the museum's exhibit galleries, highlights of the region's
history and culture are presented through First Nations
artifacts, historic photographs, dioramas,
displays and scale models, depicting both momentous
occasions and the day to day life in the history of the
region. Fine items of clothing from the 18th century, weavings,
quiltings and carvings, pioneer artifacts,
displays of exploration, natural history, early schools,
churches, farming, forestry, mining for gold, and harvesting
the bounty from the sea - these items and more compete for
the attention of the beholder.
visitors will find the excitement of new displays each year.
It has been through the wonderful, continuing support of
families who have lived a part of the region's history,
that the museum has received continuing donations of artifacts
to enrich the museum's collections and ability to create
future exhibits. Generous contributions of financial support
have also assisted in enabling the museum to continue their
program of enhancement of the exhibit galleries.
the museum's grounds will invite the visitor to view
a series of outdoor exhibits, starting with the Polemaker's
Shack, an elongated portable cabin which housed
man and beast in the days when the polemaker and his
horse preceded the logger into the rainforest.
is the Lord Western Exhibit which illustrates
how an early cargo of pilings from Sooke, bound for
new wharf construction in San Francisco, came to rest
on the ocean floor at Sidney Inlet in November, 1853.
In addition to a sample of these pilings, exhibits
on the grounds show a round of Sitka spruce,
and a round with rings indicating more than one
thousand years of growth of a Douglas-fir.
is the blacksmith shop, which has volunteers on special
days demonstrating their craft; there is the donkey engine
yarder from the 1920s, and a pavilion showcasing an

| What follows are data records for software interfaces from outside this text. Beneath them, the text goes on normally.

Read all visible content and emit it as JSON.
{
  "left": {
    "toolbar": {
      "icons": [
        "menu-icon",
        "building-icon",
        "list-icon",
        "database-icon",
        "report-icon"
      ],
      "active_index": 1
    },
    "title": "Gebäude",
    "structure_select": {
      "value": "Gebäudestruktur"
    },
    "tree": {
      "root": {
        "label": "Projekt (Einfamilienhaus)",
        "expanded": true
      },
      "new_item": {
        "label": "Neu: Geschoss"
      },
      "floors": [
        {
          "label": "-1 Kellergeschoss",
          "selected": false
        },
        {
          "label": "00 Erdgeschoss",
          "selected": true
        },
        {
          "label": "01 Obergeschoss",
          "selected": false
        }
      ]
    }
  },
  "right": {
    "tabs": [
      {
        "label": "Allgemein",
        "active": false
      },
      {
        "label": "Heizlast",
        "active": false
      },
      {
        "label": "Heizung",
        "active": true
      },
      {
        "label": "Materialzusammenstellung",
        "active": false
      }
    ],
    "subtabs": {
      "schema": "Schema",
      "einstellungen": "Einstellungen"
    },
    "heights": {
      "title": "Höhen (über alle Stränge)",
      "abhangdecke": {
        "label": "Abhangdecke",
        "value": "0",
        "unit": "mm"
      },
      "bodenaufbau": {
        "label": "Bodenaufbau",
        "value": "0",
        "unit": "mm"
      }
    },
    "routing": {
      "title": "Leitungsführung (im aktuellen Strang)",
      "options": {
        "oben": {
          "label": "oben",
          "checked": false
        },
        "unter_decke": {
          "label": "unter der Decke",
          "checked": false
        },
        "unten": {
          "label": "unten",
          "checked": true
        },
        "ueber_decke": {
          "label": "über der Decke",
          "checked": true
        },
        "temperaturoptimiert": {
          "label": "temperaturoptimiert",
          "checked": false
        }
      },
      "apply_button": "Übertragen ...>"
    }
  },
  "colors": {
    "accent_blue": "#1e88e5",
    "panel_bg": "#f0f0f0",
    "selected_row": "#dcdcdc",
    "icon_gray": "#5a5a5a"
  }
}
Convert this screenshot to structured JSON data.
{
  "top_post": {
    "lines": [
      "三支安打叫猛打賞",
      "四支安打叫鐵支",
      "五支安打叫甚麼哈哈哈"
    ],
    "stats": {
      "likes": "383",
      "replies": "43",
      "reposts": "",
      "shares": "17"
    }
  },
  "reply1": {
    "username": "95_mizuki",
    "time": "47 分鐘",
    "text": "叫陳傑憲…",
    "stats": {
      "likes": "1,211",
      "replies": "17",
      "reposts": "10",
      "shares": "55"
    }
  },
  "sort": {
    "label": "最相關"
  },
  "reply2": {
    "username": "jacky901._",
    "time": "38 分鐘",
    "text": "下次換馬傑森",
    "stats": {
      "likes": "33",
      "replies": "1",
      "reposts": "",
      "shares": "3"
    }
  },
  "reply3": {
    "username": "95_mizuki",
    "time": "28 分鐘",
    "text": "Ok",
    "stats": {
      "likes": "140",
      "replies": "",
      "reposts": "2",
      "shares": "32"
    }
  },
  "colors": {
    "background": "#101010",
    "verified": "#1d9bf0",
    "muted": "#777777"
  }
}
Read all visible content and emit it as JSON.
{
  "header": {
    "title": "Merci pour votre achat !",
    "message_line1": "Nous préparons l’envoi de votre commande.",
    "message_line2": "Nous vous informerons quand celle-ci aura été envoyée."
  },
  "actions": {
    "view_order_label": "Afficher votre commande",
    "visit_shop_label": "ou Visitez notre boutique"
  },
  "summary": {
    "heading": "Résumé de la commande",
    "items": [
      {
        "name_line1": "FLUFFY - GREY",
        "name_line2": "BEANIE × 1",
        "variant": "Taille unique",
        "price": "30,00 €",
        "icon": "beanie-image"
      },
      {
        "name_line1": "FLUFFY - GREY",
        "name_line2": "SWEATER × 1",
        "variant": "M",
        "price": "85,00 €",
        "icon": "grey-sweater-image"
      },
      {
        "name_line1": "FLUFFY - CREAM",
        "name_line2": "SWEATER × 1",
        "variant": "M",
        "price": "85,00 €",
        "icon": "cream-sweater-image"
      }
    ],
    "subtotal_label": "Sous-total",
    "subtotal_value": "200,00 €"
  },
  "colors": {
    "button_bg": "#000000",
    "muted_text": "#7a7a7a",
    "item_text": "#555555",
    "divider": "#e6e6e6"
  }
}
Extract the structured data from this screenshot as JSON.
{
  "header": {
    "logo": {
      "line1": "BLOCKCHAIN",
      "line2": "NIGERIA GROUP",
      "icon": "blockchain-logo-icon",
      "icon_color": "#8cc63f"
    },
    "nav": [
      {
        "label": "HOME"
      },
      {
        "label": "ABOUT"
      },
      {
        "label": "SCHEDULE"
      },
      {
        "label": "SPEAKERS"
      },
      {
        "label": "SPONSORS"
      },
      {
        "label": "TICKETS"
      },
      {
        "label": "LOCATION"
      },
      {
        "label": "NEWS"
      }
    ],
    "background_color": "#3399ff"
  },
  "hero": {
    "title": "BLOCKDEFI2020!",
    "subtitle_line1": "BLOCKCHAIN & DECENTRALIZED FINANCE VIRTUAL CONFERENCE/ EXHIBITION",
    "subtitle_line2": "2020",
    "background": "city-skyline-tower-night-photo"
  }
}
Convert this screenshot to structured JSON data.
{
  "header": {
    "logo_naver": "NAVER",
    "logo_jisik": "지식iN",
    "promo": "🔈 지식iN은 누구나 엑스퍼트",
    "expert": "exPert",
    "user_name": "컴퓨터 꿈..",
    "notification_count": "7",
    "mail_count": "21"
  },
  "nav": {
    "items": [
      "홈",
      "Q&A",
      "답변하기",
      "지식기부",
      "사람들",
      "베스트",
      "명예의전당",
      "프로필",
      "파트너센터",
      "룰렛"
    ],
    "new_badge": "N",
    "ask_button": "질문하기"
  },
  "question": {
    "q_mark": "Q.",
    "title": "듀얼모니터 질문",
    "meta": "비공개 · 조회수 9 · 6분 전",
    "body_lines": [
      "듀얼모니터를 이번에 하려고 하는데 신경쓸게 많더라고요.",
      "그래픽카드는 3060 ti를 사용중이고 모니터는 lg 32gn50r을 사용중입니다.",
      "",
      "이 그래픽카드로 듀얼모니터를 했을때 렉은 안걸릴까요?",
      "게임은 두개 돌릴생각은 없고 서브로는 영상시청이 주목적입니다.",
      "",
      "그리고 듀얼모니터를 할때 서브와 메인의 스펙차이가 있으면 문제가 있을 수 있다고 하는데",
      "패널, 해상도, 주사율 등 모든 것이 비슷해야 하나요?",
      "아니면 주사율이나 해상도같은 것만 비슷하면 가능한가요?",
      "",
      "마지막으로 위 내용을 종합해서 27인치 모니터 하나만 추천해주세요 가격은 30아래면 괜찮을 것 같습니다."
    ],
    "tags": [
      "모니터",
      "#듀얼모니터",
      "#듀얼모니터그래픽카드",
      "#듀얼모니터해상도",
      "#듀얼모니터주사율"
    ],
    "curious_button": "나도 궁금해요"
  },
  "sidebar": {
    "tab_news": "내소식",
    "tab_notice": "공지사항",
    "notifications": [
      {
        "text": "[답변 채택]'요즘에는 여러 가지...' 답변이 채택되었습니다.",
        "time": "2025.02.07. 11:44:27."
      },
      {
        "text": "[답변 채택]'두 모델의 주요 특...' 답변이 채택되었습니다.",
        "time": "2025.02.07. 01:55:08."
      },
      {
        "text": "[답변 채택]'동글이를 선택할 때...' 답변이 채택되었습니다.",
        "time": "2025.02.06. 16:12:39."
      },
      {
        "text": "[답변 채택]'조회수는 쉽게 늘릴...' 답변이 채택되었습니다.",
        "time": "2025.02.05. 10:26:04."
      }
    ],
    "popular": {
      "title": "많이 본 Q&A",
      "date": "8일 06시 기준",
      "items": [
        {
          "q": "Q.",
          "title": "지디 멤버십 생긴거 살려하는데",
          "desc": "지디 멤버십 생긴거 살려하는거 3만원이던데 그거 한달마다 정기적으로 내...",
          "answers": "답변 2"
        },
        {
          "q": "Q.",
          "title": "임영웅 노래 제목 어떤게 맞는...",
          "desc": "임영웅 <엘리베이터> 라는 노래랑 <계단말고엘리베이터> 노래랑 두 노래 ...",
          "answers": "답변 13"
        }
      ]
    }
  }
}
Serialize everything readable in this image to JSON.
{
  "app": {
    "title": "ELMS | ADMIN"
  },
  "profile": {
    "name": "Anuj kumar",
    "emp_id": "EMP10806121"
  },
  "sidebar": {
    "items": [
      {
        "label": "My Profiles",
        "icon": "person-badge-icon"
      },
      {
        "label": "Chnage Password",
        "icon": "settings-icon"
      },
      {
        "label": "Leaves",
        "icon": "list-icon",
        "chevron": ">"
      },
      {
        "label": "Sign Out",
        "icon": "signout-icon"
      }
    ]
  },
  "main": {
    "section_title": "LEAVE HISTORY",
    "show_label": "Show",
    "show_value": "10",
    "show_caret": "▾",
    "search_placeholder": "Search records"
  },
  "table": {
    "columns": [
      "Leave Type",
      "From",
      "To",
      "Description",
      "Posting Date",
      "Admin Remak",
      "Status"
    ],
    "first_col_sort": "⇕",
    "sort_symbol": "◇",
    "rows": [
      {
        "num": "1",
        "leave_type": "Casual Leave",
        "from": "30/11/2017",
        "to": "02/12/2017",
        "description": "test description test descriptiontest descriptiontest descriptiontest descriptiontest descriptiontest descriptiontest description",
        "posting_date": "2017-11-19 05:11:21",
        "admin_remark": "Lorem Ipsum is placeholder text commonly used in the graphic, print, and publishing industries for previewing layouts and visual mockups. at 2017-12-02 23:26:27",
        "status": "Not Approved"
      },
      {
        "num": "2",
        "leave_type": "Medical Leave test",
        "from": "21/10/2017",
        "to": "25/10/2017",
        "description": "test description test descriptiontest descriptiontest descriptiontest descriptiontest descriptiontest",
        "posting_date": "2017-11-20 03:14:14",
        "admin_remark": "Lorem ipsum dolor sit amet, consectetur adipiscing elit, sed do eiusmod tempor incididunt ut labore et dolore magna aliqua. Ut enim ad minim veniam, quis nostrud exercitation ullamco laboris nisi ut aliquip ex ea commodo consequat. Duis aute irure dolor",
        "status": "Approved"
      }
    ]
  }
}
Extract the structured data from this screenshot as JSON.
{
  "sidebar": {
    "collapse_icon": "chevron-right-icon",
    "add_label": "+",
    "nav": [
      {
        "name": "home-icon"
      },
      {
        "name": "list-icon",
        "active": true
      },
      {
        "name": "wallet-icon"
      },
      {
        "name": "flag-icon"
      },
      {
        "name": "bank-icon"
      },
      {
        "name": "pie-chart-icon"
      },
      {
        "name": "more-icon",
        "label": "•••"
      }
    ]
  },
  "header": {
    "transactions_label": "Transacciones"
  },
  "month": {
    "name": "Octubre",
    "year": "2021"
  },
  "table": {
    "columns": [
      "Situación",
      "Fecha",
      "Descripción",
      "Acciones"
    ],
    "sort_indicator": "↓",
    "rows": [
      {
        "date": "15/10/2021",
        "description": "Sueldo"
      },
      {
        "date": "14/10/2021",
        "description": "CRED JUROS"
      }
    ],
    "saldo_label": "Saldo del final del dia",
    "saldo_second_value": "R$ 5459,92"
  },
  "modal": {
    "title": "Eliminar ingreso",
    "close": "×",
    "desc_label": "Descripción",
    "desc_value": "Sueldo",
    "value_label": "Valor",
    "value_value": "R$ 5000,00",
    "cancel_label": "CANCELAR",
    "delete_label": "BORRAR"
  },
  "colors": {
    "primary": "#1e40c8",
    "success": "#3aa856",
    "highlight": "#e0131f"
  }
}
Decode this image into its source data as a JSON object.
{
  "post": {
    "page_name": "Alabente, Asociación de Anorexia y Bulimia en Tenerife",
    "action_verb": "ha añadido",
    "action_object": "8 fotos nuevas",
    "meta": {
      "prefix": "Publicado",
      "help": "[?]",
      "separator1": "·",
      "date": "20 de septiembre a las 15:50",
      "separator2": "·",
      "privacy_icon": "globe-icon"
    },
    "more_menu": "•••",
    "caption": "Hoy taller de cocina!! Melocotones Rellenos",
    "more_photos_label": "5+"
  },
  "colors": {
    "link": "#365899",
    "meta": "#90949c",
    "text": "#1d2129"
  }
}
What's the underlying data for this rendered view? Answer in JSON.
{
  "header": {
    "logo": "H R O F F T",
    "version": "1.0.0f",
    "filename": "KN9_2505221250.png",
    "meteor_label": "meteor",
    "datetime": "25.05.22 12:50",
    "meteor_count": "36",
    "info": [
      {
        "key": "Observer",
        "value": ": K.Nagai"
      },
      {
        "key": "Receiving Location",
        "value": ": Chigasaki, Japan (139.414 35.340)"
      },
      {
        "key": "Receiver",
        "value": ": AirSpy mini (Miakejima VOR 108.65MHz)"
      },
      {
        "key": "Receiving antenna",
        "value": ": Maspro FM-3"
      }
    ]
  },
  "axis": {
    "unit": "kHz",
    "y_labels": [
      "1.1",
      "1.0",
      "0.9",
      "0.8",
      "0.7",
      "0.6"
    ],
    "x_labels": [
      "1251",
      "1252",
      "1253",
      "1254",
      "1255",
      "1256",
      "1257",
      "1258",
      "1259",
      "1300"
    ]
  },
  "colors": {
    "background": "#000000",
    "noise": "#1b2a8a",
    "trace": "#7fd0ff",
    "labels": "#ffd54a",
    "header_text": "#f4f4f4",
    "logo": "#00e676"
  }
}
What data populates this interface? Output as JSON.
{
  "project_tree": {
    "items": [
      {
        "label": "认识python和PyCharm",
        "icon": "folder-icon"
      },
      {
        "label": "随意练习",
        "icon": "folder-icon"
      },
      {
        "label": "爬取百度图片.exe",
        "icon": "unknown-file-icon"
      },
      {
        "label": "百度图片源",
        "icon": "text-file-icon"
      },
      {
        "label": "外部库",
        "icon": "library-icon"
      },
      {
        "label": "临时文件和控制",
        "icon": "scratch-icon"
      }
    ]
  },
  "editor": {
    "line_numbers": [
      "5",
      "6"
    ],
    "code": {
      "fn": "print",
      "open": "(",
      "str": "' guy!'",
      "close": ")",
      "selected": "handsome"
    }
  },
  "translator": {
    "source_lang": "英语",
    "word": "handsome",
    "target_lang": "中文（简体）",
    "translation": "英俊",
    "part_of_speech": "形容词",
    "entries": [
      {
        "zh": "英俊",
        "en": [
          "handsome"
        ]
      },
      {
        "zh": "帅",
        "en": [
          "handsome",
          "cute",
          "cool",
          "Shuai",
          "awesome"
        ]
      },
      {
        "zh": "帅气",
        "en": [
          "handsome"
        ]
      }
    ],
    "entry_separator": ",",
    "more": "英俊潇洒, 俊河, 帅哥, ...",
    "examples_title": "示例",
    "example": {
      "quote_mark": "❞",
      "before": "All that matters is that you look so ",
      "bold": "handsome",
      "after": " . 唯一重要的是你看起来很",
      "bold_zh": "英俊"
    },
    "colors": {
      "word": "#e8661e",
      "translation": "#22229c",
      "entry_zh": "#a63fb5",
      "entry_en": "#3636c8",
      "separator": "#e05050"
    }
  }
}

array of machinery, a Model T Ford, equipment
used in farming, forestry, the fishtraps industry and general
pioneer living on the west coast.